Django Database Transactions

Django gives you a few ways to control how database transactions are managed.

Tying transactions to HTTP requests

A common way to handle transactions in Django is to wrap each request in a transaction. Set ATOMIC_REQUESTS settings to True in the configuration of each database for which you want to enable this behavior.

It works like this. Before calling GraphQLView Django starts a transaction. If the response is produced without problems, Django commits the transaction. If the view, a DjangoFormMutation or a DjangoModelFormMutation produces an exception, Django rolls back the transaction.

Warning

While the simplicity of this transaction model is appealing, it also makes it inefficient when traffic increases. Opening a transaction for every request has some overhead. The impact on performance depends on the query patterns of your application and on how well your database handles locking.

Check the next section for a better solution.

Tying transactions to mutations

A mutation can contain multiple fields, just like a query. There's one important distinction between queries and mutations, other than the name:

This means that if we send two incrementCredits mutations in one request, the first is guaranteed to finish before the second begins, ensuring that we don't end up with a race condition with ourselves.

On the other hand, if the first incrementCredits runs successfully but the second one does not, the operation cannot be retried as it is. That's why is a good idea to run all mutation fields in a transaction, to guarantee all occur or nothing occurs.

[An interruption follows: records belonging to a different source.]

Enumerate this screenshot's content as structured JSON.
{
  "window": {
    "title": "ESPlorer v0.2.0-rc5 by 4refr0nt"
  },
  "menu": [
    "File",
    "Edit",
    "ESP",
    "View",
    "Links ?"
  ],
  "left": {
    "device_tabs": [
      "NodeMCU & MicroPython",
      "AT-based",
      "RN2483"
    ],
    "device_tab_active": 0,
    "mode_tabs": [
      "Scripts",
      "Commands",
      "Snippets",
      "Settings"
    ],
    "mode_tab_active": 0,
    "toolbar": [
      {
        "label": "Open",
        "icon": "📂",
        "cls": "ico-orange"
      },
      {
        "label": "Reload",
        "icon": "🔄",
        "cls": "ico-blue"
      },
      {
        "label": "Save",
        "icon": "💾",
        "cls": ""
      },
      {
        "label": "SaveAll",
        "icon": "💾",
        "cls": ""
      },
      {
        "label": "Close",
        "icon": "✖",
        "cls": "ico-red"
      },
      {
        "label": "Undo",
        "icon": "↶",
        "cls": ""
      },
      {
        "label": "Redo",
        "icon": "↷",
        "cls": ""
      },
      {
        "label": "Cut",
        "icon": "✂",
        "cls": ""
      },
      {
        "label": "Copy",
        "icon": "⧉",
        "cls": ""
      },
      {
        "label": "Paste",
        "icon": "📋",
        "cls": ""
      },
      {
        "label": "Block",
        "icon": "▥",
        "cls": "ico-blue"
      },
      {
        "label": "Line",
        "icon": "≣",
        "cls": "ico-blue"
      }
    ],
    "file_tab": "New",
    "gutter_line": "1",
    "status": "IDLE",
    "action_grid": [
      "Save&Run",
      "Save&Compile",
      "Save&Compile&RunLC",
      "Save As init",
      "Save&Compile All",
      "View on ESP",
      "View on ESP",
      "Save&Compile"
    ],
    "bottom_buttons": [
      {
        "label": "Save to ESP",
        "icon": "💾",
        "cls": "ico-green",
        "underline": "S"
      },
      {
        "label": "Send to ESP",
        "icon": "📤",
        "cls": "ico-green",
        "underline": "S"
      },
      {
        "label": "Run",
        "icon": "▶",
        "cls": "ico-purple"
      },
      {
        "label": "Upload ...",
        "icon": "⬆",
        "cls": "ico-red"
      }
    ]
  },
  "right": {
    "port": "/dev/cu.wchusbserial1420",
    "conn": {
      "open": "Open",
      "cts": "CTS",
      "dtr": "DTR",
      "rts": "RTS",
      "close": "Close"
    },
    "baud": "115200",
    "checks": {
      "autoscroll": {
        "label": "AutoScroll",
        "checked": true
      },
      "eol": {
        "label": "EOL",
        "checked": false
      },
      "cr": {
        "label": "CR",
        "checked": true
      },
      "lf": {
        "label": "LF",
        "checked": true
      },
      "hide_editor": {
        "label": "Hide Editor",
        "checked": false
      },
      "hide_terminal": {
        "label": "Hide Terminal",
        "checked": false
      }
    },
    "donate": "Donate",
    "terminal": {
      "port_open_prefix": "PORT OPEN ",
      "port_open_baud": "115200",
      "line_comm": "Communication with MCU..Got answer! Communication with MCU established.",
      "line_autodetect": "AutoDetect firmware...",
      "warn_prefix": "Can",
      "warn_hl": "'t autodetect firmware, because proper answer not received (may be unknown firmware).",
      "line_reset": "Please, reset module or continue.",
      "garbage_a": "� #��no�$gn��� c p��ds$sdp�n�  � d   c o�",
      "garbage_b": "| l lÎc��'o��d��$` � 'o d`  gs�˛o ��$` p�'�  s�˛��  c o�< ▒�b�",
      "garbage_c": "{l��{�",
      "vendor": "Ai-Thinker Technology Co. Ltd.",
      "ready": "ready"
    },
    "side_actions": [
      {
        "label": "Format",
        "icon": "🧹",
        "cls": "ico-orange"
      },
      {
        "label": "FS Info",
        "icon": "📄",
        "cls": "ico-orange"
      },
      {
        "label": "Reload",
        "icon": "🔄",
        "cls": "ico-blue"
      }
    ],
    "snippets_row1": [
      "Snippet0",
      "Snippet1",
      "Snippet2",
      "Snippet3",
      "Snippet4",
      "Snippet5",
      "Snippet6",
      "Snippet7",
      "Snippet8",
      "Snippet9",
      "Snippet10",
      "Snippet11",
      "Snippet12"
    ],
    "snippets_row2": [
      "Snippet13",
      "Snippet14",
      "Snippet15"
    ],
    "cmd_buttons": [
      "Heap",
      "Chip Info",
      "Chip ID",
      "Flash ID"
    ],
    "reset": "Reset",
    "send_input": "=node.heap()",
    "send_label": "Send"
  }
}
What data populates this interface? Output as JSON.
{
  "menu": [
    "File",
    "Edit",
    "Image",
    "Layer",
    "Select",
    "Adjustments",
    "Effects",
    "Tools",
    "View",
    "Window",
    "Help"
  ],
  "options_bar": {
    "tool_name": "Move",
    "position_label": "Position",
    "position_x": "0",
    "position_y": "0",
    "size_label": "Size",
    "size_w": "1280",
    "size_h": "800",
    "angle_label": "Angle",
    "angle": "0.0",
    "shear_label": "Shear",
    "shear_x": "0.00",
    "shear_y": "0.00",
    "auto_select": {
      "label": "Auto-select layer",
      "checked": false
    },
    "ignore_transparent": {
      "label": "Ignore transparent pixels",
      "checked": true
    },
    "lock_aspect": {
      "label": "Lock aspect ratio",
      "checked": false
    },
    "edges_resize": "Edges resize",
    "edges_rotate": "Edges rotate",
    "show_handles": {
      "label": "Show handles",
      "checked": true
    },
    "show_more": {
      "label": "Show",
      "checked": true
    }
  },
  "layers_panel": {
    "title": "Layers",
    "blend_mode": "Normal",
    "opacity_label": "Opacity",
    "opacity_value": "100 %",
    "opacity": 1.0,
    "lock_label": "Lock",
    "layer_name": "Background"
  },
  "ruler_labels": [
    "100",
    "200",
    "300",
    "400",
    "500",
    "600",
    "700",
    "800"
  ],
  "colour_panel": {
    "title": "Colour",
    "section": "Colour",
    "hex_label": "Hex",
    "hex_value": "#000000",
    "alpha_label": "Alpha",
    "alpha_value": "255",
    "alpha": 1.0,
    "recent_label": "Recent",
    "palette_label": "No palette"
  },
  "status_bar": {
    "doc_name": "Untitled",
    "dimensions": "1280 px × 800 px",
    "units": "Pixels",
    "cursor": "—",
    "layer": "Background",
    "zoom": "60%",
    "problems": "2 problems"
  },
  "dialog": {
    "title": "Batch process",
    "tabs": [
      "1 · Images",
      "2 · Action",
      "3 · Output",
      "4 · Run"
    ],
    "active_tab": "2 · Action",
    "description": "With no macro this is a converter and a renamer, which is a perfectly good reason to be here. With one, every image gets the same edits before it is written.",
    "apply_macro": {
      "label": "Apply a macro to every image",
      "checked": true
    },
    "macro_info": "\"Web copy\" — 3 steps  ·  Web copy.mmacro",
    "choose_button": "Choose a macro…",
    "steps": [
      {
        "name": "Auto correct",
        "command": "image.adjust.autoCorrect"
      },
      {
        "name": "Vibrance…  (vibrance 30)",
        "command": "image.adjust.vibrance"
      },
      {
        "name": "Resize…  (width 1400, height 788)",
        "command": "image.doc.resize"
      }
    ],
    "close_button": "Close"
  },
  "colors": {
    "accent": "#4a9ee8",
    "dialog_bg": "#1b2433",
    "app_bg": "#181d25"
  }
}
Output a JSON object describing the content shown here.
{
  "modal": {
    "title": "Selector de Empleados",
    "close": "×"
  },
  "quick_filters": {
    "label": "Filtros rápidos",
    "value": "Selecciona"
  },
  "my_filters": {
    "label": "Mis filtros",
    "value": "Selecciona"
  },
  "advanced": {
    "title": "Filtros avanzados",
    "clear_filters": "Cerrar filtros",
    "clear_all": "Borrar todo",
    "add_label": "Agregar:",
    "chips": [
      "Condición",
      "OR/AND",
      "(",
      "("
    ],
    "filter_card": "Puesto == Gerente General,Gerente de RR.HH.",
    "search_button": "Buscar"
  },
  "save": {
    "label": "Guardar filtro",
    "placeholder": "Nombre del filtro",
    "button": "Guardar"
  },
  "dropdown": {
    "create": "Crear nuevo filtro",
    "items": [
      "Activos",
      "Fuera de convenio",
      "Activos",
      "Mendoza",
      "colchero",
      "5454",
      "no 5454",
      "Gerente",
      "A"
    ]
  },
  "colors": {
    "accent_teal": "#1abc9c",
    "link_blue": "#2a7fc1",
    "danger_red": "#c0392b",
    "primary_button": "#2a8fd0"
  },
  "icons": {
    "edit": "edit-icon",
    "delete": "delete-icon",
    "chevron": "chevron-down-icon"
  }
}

To enable this behavior for all databases set the graphene ATOMIC_MUTATIONS settings to True in your settings file:

GRAPHENE = {
    # ...
    "ATOMIC_MUTATIONS": True,
}

On the contrary, if you want to enable this behavior for a specific database, set ATOMIC_MUTATIONS to True in your database settings:

DATABASES = {
    "default": {
        # ...
        "ATOMIC_MUTATIONS": True,
    },
    # ...
}

Now, given the following example mutation:

mutation IncreaseCreditsTwice {

    increaseCredits1: increaseCredits(input: { amount: 10 }) {
        balance
        errors {
            field
            messages
        }
    }

    increaseCredits2: increaseCredits(input: { amount: -1 }) {
        balance
        errors {
            field
            messages
        }
    }

}

The server is going to return something like:

{
    "data": {
        "increaseCredits1": {
            "balance": 10.0,
            "errors": []
        },
        "increaseCredits2": {
            "balance": null,
            "errors": [
                {
                    "field": "amount",
                    "message": "Amount should be a positive number"
                }
            ]
        },
    }
}

But the balance will remain the same.